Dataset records
↓↓↓
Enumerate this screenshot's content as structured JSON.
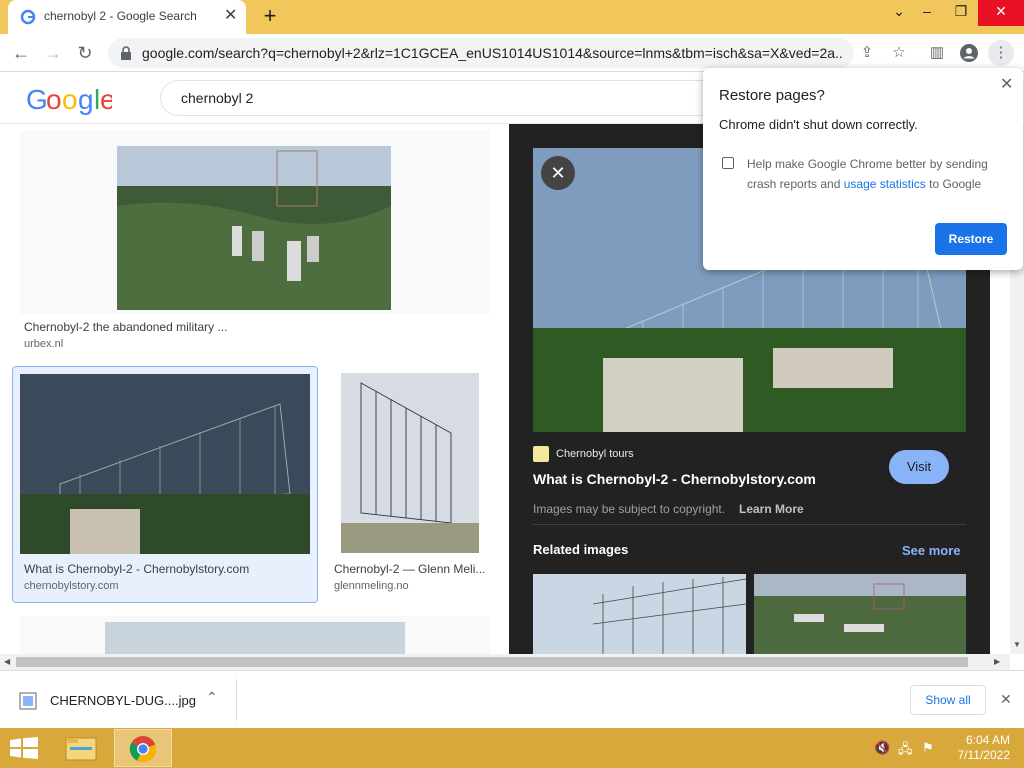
{
  "browser": {
    "tab_title": "chernobyl 2 - Google Search",
    "url": "google.com/search?q=chernobyl+2&rlz=1C1GCEA_enUS1014US1014&source=lnms&tbm=isch&sa=X&ved=2a..."
  },
  "search": {
    "logo": "Google",
    "query": "chernobyl 2"
  },
  "results": [
    {
      "caption": "Chernobyl-2 the abandoned military ...",
      "source": "urbex.nl"
    },
    {
      "caption": "What is Chernobyl-2 - Chernobylstory.com",
      "source": "chernobylstory.com"
    },
    {
      "caption": "Chernobyl-2 — Glenn Meli...",
      "source": "glennmeling.no"
    }
  ],
  "preview": {
    "site_name": "Chernobyl tours",
    "title": "What is Chernobyl-2 - Chernobylstory.com",
    "copyright_note": "Images may be subject to copyright.",
    "learn_more": "Learn More",
    "visit_label": "Visit",
    "related_label": "Related images",
    "see_more_label": "See more"
  },
  "popup": {
    "title": "Restore pages?",
    "message": "Chrome didn't shut down correctly.",
    "help_prefix": "Help make Google Chrome better by sending crash reports and",
    "help_link": "usage statistics",
    "help_suffix": "to Google",
    "restore_label": "Restore"
  },
  "downloads": {
    "file_name": "CHERNOBYL-DUG....jpg",
    "show_all_label": "Show all"
  },
  "taskbar": {
    "time": "6:04 AM",
    "date": "7/11/2022"
  },
  "colors": {
    "titlebar": "#f1c65a",
    "taskbar": "#d9a83a",
    "accent": "#1a73e8",
    "preview_bg": "#222222"
  }
}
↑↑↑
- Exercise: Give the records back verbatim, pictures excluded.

- Result below:
Enumerate this screenshot's content as structured JSON.
{
  "browser": {
    "tab_title": "chernobyl 2 - Google Search",
    "url": "google.com/search?q=chernobyl+2&rlz=1C1GCEA_enUS1014US1014&source=lnms&tbm=isch&sa=X&ved=2a..."
  },
  "search": {
    "logo": "Google",
    "query": "chernobyl 2"
  },
  "results": [
    {
      "caption": "Chernobyl-2 the abandoned military ...",
      "source": "urbex.nl"
    },
    {
      "caption": "What is Chernobyl-2 - Chernobylstory.com",
      "source": "chernobylstory.com"
    },
    {
      "caption": "Chernobyl-2 — Glenn Meli...",
      "source": "glennmeling.no"
    }
  ],
  "preview": {
    "site_name": "Chernobyl tours",
    "title": "What is Chernobyl-2 - Chernobylstory.com",
    "copyright_note": "Images may be subject to copyright.",
    "learn_more": "Learn More",
    "visit_label": "Visit",
    "related_label": "Related images",
    "see_more_label": "See more"
  },
  "popup": {
    "title": "Restore pages?",
    "message": "Chrome didn't shut down correctly.",
    "help_prefix": "Help make Google Chrome better by sending crash reports and",
    "help_link": "usage statistics",
    "help_suffix": "to Google",
    "restore_label": "Restore"
  },
  "downloads": {
    "file_name": "CHERNOBYL-DUG....jpg",
    "show_all_label": "Show all"
  },
  "taskbar": {
    "time": "6:04 AM",
    "date": "7/11/2022"
  },
  "colors": {
    "titlebar": "#f1c65a",
    "taskbar": "#d9a83a",
    "accent": "#1a73e8",
    "preview_bg": "#222222"
  }
}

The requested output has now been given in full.